Canada had a man advantage again early in the third period, but only got one shot on Halak, a Slovak and Islanders standout, on the possibly pivotal power play.

Crosby had a chance to score with 7-plus minutes left, but Halak kicked the shot away with his right skate.

Europe seemed as if it had a chance to score late when Drew Doughty was called for high-sticking with just under 2 minutes left, but Canada was the team that took advantage when Marchand got the puck into open space and beat Halak with a shot to win the first World Cup since 2004.

Instant Replay: Braves 5, Phillies 2

Instant Replay: Braves 5, Phillies 2

BOX SCORE

ATLANTA — Jeremy Hellickson’s final start of the season — and possibly his final one with the Phillies — was cut short by a sprained right knee Thursday night (see story).

Hellickson left the game against the Atlanta Braves after 3 1/3 innings.

The Phillies ended up losing, 5-2, in their final game at Turner Field. The Braves swept the three-game series. The Phillies have lost six of their last seven and are 70-89.

The Phillies went 82-91 over 20 years of visiting Turner Field. The Braves will move into a new stadium next season.

Starting pitching report
Hellickson gave up just one hit and no runs in his 3 1/3 innings. He walked none.

The right-hander finished the season 12-10 in a career-high 32 starts. He tied a career high with 189 innings. His final ERA of 3.71 was his best since he recorded a 3.10 ERA in 31 starts for Tampa Bay in 2012.

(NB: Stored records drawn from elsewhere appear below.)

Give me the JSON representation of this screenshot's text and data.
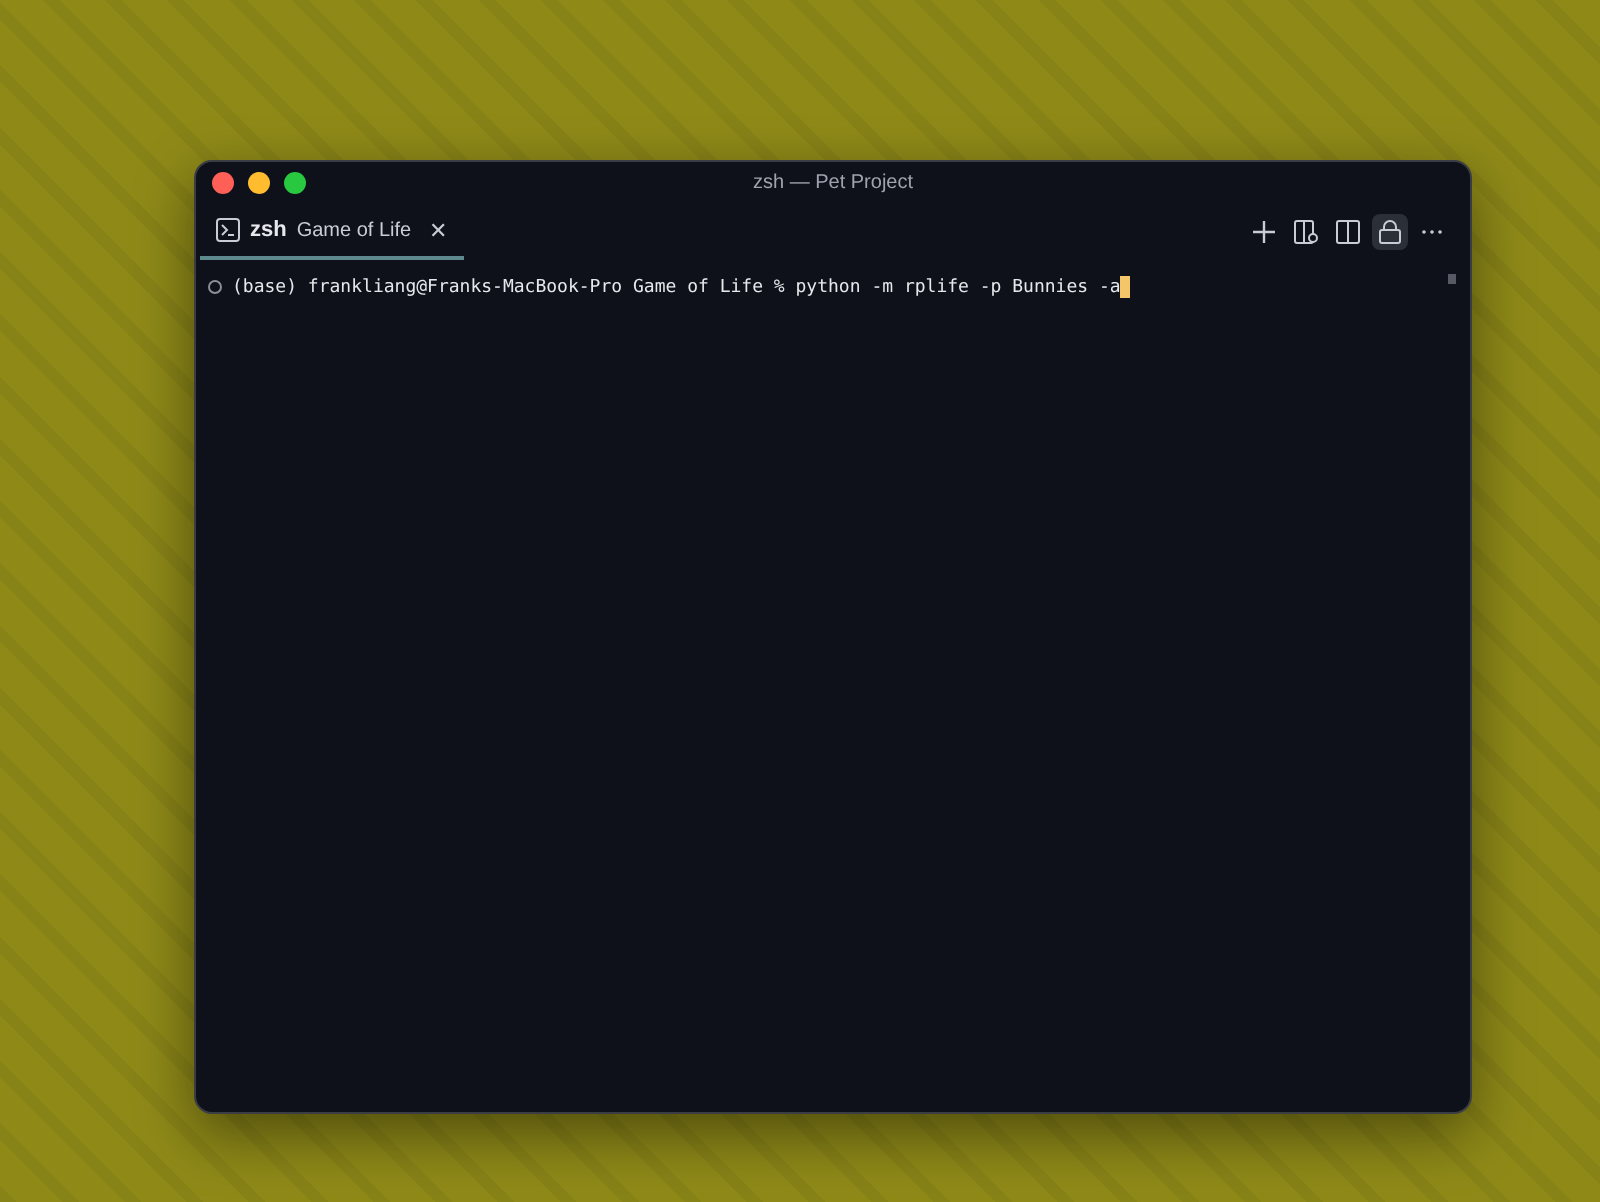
{
  "window": {
    "title": "zsh — Pet Project"
  },
  "tabs": [
    {
      "name": "zsh",
      "label": "Game of Life",
      "close": "✕",
      "selected": true
    }
  ],
  "toolbar": [
    {
      "kind": "plus",
      "on": false
    },
    {
      "kind": "split-config",
      "on": false
    },
    {
      "kind": "split",
      "on": false
    },
    {
      "kind": "lock",
      "on": true
    },
    {
      "kind": "more",
      "on": false
    }
  ],
  "terminal": {
    "lines": [
      {
        "text": "(base) frankliang@Franks-MacBook-Pro Game of Life % python -m rplife -p Bunnies -a",
        "cursor": true
      }
    ]
  }
}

Hellickson is eligible for free agency this winter. The Phillies would like to get draft-pick compensation if Hellickson signs elsewhere, but they must extend him a $17 million qualifying offer for 2017 and he must reject the offer in order for the club to get that pick.

Atlanta’s Josh Collmenter pitched seven innings and held the Phillies to one run. He gave up six hits, walked none and struck out four.

Bullpen report
Struggling Jeanmar Gomez entered a tie game in the bottom of the eighth inning. He gave up a walk and a tie-breaking double as the Braves took the lead. The Braves scored three more times against Gomez in the frame to put the game away.

At the plate
Odubel Herrera’s RBI single in the third inning gave the Phillies a 1-0 lead. It was the Phillies’ 600th run of the season. They were the last team in the majors to get there.

Aaron Altherr cut the Braves' lead to three with a two-out RBI single in the ninth.

Atlanta’s Dansby Swanson tied the game at 1-1 with a solo homer against Colton Murray in the sixth.

Swanson walked and scored the go-ahead run on Matt Kemp’s double against Gomez in the bottom of the eighth.

Up next
The Phillies return home Friday night for the final three-game series of the season. They will play the New York Mets, who are battling for the National League wild card. Here are the pitching matchups:

Friday night — RHP Alec Asher (2-0, 1.66) vs. RHP Robert Gsellman (3-2, 2.56)

Saturday afternoon — RHP Phil Klein (0-0, 12.15) vs. RHP Bartolo Colon (14-8, 3.42)

Sunday afternoon — RHP Jerad Eickhoff (11-14, 3.72) vs. RHP Noah Syndergaard (14-9, 2.60)

Sunday afternoon’s season finale starts at 3:05 p.m. The team will make a special on-field presentation to Ryan Howard at 2:30.

Howard did not play Thursday night. He is expected to start all three games against the Mets. The Phillies will not pick up Howard’s contract option for 2017 and he will become a free agent.

Find great deals on Philadelphia Phillies tickets with TicketIQ. Buy cheap Phillies tickets with no hidden fees for all games on their 2016 schedule.